Filmed nearly 40 years ago, the “Politics of Caring” film provides history of the grassroots support groups and activities that we continue to build on. One of my favorite parts of the film is about 5 minutes in, when a group of nurses are discussing their frustration with hospital working conditions: “We don’t have enough staff, we don’t have enough time…” They talk about wanting to improve their working conditions, by moving to a different hospital, or unit, or leaving the hospital to work in the community described as “mecca”.
When I graduated nursing school it was not uncommon for nurses to regularly care for 8 or even 10 patients on a cardiac surgery step-down or transitional care unit. I knew this was not the way I wanted to practice nursing, and found my passion in community and home health nursing. The 2003 NurseManifest Study provided an opportunity to talk with my co-workers and colleagues locally and nationally, to better understand what changes were needed and desired by nurses to create their ideal working conditions. Some of the major findings were that nurses felt a lack of respect, a lack of voice, and a lack of unity. Now, over a decade later, my work is dedicated to research that tells the story of what it is like to practice nursing today, and that shows the value of nursing for patients and society as a whole.
Why everyone should care about nurses’ working conditions and staffing ratios was the subject of a recent New York Times Op-Ed “We Need More Nurses” by Alexandra Robbins. The op-ed piece mentions dozens of research studies providing the evidence that patients’ risk of death, infections, complications, falls, hospital and hospital readmission are greater when nurses are caring for more than 4 or 5 medical or surgical patients. Hundreds of readers’ comments brought personal stories and richness to the conversation from the views of nurses, patients, family members, physicians, administrators, and more.
Working conditions and labor force issues for nurses is an international priority, and one source of current information is the RN4CAST Consortium, consisting of nursing workforce research groups in 17 countries, including the United States. Currently the United States group, based at the University of Pennsylvania, is surveying over 250,00 registered nurses and advanced practice nurses about nursing care, patient outcomes, and general working conditions for nurses. You can learn more about their work, and the study director Dr. Linda Aiken here.

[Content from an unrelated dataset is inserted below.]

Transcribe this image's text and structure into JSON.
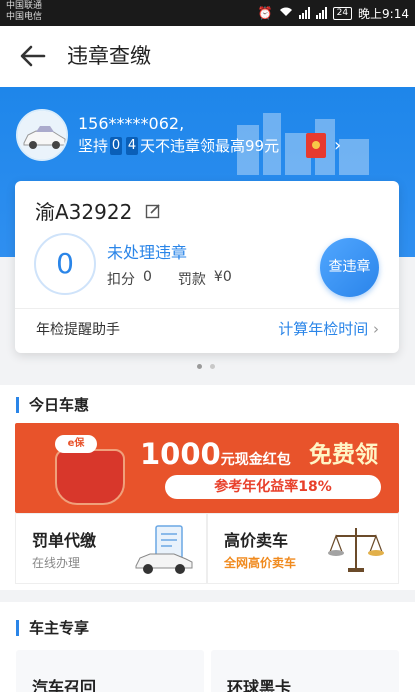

Another source of information and place for collaboration is National Forum of State Nursing Workforce Centers, comprised of nursing workforce centers in 33 states. The National Forum of Nursing Workforce Centers is a resource for finding information specific to your state, as well as about nursing workforce issues nationally. Their annual conference will be held next week in Denver, Colorado and you can download the conference brochure and registration information from their website.